They will then track our breath and biometrics to the exact micronutrients and vitamins we individually need each day. With health becoming increasingly personal, meals will be tailored for particular health benefits and nutritional needs, as we look 15-20 years into the future. The increased focus on personalised health will bring an end to the ‘one-size-fits-all’ diet culture. Everything we consume will be nutritionally tailored and meals packed with the relevant minerals, vitamins and even bacteria, Dr Gaye claims.
Dr Gaye said: “In the future, with each person having their own personal DNA and microbiome tested, individual dietary requirements will be extremely specific and nuanced and it will become increasingly important that food is tailored to this.”
In the report, commissioned by recipe box company Gousto, Dr Gaye also predicts the future of dinnertime will see the death of the TV dinner and an increased value placed on mealtime togetherness and shared cooking experiences.
She said: “The future is about collective humanity. Kindness will be our main mode of behaviour. Dinner will be a collaboration as we share chores and skill-swap.
“Dinnertime will be a kind of simple, social occurrence, as friends, colleagues, acquaintances gather to share and eat.”
A study of 2,000 Brits looking into current dinner time habits found more than a quarter (27 percent) regularly repeat meals just because they know that they are healthy – with 24 percent citing health as the main reason for choosing a meal.

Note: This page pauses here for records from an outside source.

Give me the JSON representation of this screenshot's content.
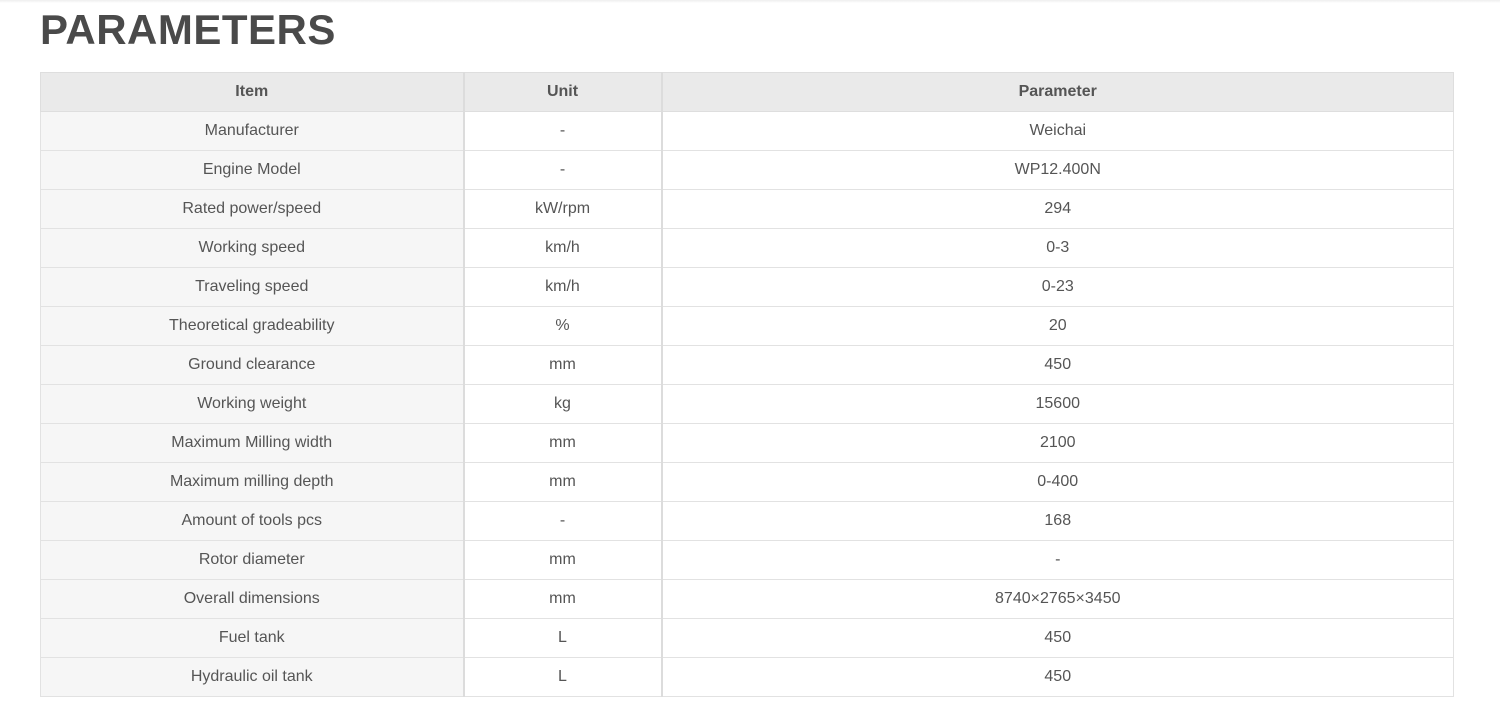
{
  "page": {
    "title": "PARAMETERS"
  },
  "table": {
    "headers": {
      "item": "Item",
      "unit": "Unit",
      "parameter": "Parameter"
    },
    "rows": [
      {
        "item": "Manufacturer",
        "unit": "-",
        "parameter": "Weichai"
      },
      {
        "item": "Engine Model",
        "unit": "-",
        "parameter": "WP12.400N"
      },
      {
        "item": "Rated power/speed",
        "unit": "kW/rpm",
        "parameter": "294"
      },
      {
        "item": "Working speed",
        "unit": "km/h",
        "parameter": "0-3"
      },
      {
        "item": "Traveling speed",
        "unit": "km/h",
        "parameter": "0-23"
      },
      {
        "item": "Theoretical gradeability",
        "unit": "%",
        "parameter": "20"
      },
      {
        "item": "Ground clearance",
        "unit": "mm",
        "parameter": "450"
      },
      {
        "item": "Working weight",
        "unit": "kg",
        "parameter": "15600"
      },
      {
        "item": "Maximum Milling width",
        "unit": "mm",
        "parameter": "2100"
      },
      {
        "item": "Maximum milling depth",
        "unit": "mm",
        "parameter": "0-400"
      },
      {
        "item": "Amount of tools pcs",
        "unit": "-",
        "parameter": "168"
      },
      {
        "item": "Rotor diameter",
        "unit": "mm",
        "parameter": "-"
      },
      {
        "item": "Overall dimensions",
        "unit": "mm",
        "parameter": "8740×2765×3450"
      },
      {
        "item": "Fuel tank",
        "unit": "L",
        "parameter": "450"
      },
      {
        "item": "Hydraulic oil tank",
        "unit": "L",
        "parameter": "450"
      }
    ]
  },
  "colors": {
    "header_bg": "#eaeaea",
    "item_col_bg": "#f6f6f6",
    "text": "#555555",
    "title": "#4a4a4a",
    "border": "#e2e2e2"
  }
}
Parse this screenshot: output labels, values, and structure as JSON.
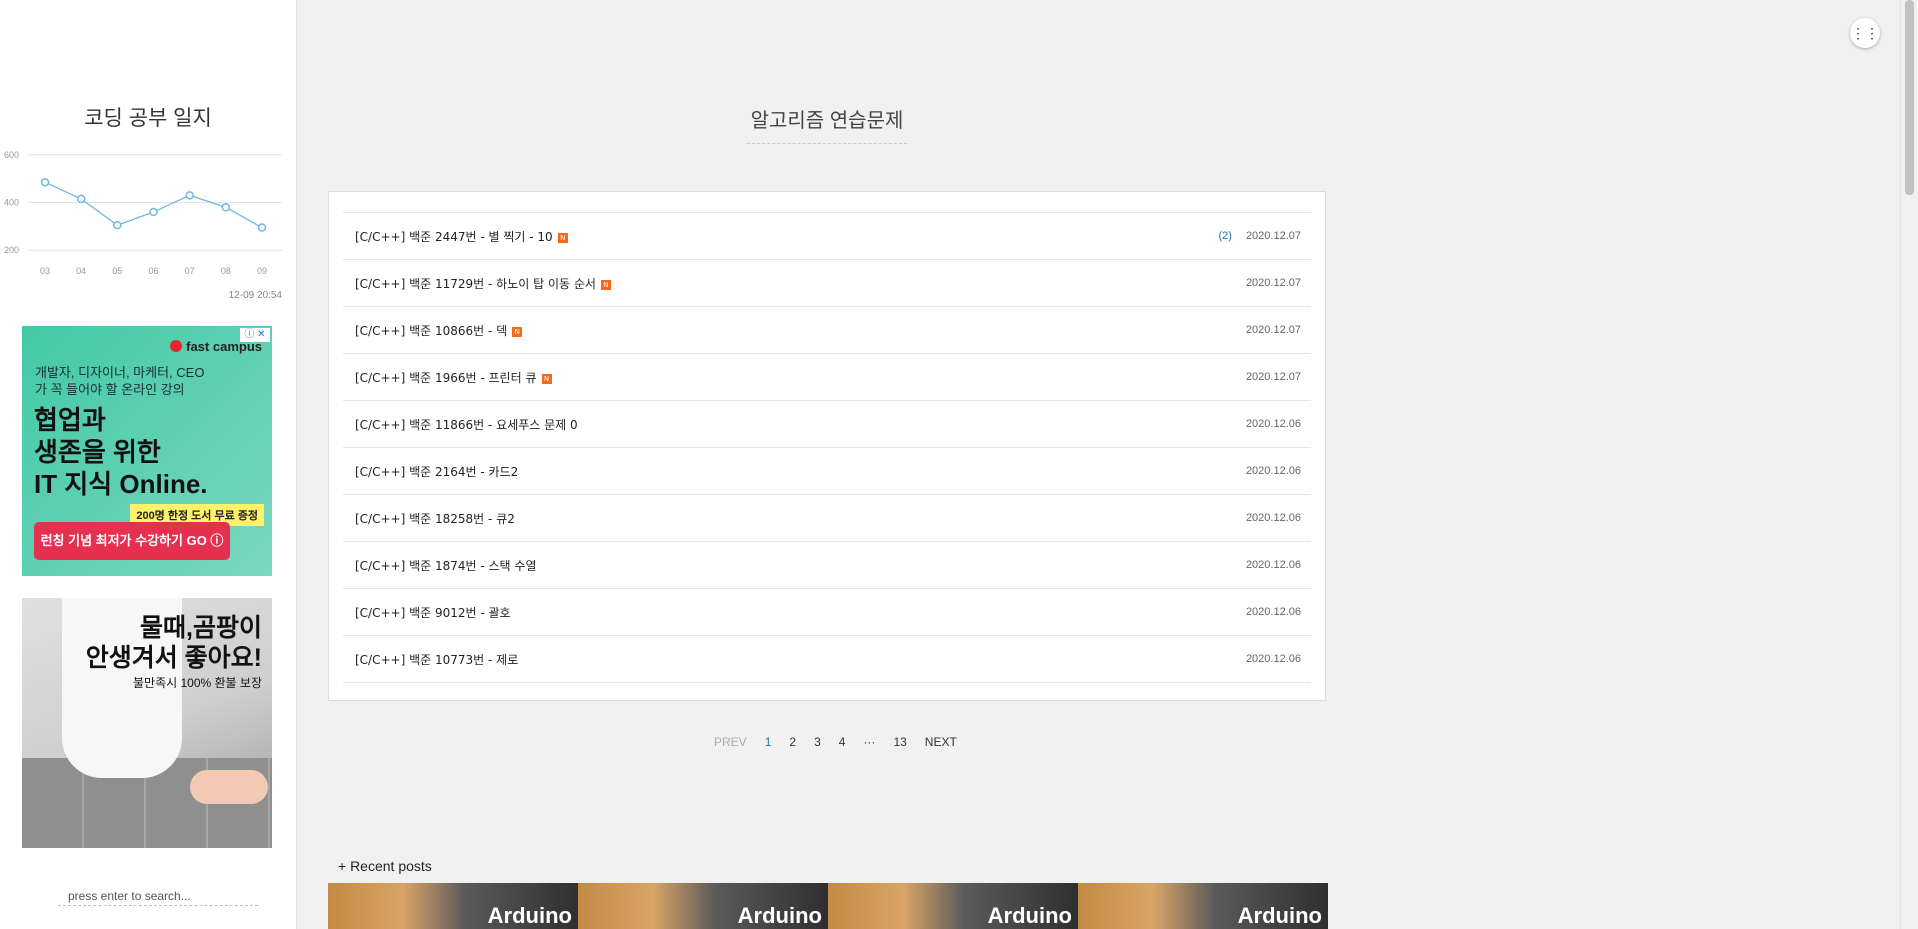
{
  "sidebar": {
    "blog_title": "코딩 공부 일지",
    "search_placeholder": "press enter to search...",
    "chart_stamp": "12-09 20:54"
  },
  "chart_data": {
    "type": "line",
    "categories": [
      "03",
      "04",
      "05",
      "06",
      "07",
      "08",
      "09"
    ],
    "values": [
      485,
      415,
      305,
      360,
      430,
      380,
      295
    ],
    "yticks": [
      600,
      400,
      200
    ],
    "ylim": [
      180,
      620
    ],
    "colors": {
      "line": "#72b8dd",
      "grid": "#e4e4e4"
    }
  },
  "ads": {
    "ad1": {
      "brand": "fast campus",
      "sub": "개발자, 디자이너, 마케터, CEO가 꼭 들어야 할 온라인 강의",
      "headline1": "협업과",
      "headline2": "생존을 위한",
      "headline3": "IT 지식 Online.",
      "promo": "200명 한정 도서 무료 증정",
      "cta": "런칭 기념 최저가 수강하기 GO ⓘ"
    },
    "ad2": {
      "line1": "물때,곰팡이",
      "line2": "안생겨서 좋아요!",
      "line3": "불만족시 100% 환불 보장"
    }
  },
  "main": {
    "category_title": "알고리즘 연습문제",
    "menu_icon": "⋮⋮",
    "posts": [
      {
        "title": "[C/C++] 백준 2447번 - 별 찍기 - 10",
        "new": "N",
        "comments": "(2)",
        "date": "2020.12.07"
      },
      {
        "title": "[C/C++] 백준 11729번 - 하노이 탑 이동 순서",
        "new": "N",
        "comments": "",
        "date": "2020.12.07"
      },
      {
        "title": "[C/C++] 백준 10866번 - 덱",
        "new": "N",
        "comments": "",
        "date": "2020.12.07"
      },
      {
        "title": "[C/C++] 백준 1966번 - 프린터 큐",
        "new": "N",
        "comments": "",
        "date": "2020.12.07"
      },
      {
        "title": "[C/C++] 백준 11866번 - 요세푸스 문제 0",
        "new": "",
        "comments": "",
        "date": "2020.12.06"
      },
      {
        "title": "[C/C++] 백준 2164번 - 카드2",
        "new": "",
        "comments": "",
        "date": "2020.12.06"
      },
      {
        "title": "[C/C++] 백준 18258번 - 큐2",
        "new": "",
        "comments": "",
        "date": "2020.12.06"
      },
      {
        "title": "[C/C++] 백준 1874번 - 스택 수열",
        "new": "",
        "comments": "",
        "date": "2020.12.06"
      },
      {
        "title": "[C/C++] 백준 9012번 - 괄호",
        "new": "",
        "comments": "",
        "date": "2020.12.06"
      },
      {
        "title": "[C/C++] 백준 10773번 - 제로",
        "new": "",
        "comments": "",
        "date": "2020.12.06"
      }
    ],
    "pagination": {
      "prev": "PREV",
      "pages": [
        "1",
        "2",
        "3",
        "4",
        "···",
        "13"
      ],
      "current": "1",
      "next": "NEXT"
    },
    "recent_heading": "+ Recent posts",
    "recent_thumbs": [
      "Arduino",
      "Arduino",
      "Arduino",
      "Arduino"
    ]
  }
}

This beats ease (21 percent), affordability (22 percent) and trying new dishes (three percent).
More than half (58 percent) of Brits, surveyed via OnePoll, also believe that looking into the future, food will still be prepared at home using fresh, purchased ingredients rather than prepared for you by a retailer (nine percent) or robot (four percent).
However, more than one third (35 percent) of Brits admit that they currently eat their evening meal on the sofa – while the same amount (35 percent) also reveal that they think they’ll still eat their dinner in front of the TV in the future.
In addition, sadly only 15 percent of those surveyed consistently enjoy screen free dinner times throughout the week.
Dr Morgaine Gaye added: “The future of dinnertime is both very simple and also more futuristic.
“It will involve more opportunity for sharing preparation, eating together and more of an attitude of mindfulness.
“But it will also employ advanced technology, self-monitoring health devices and completely integrated ordering interfaces.
“Technology and humanity will co-exist in a more assimilated way and the meals we eat will become more wholesome and will act as cherished moments of meaning.”
Gousto has piloted a range of new recipes, tailored to specific health benefits.
Tested and reviewed by 243 customers and the result of a year-long development process, its new Health Kitchen range will launch in January 2020 and offers a range of recipes that support specific health benefits; Immunity, Mood, Energy’Ellie Bain, Gousto’s in-house registered dietician, added: “We understand that health is becoming increasingly personal.
“The one size fits all approach to diet seems to be becoming a thing of the past, paired with a growing understanding that the food we eat directly impacts the way that we feel.
“There will be incredible technological advancements in this space over the next 15-20 years and as a food-tech business, we want to make sure that we are at the forefront of these changing behaviours.
“Our new Health Kitchen range is the first step on the journey of increasingly personalised health benefits and dietary preferences – we are making it simple for our customers to choose the recipes they want to create at home, based on the health benefits that they are looking for.”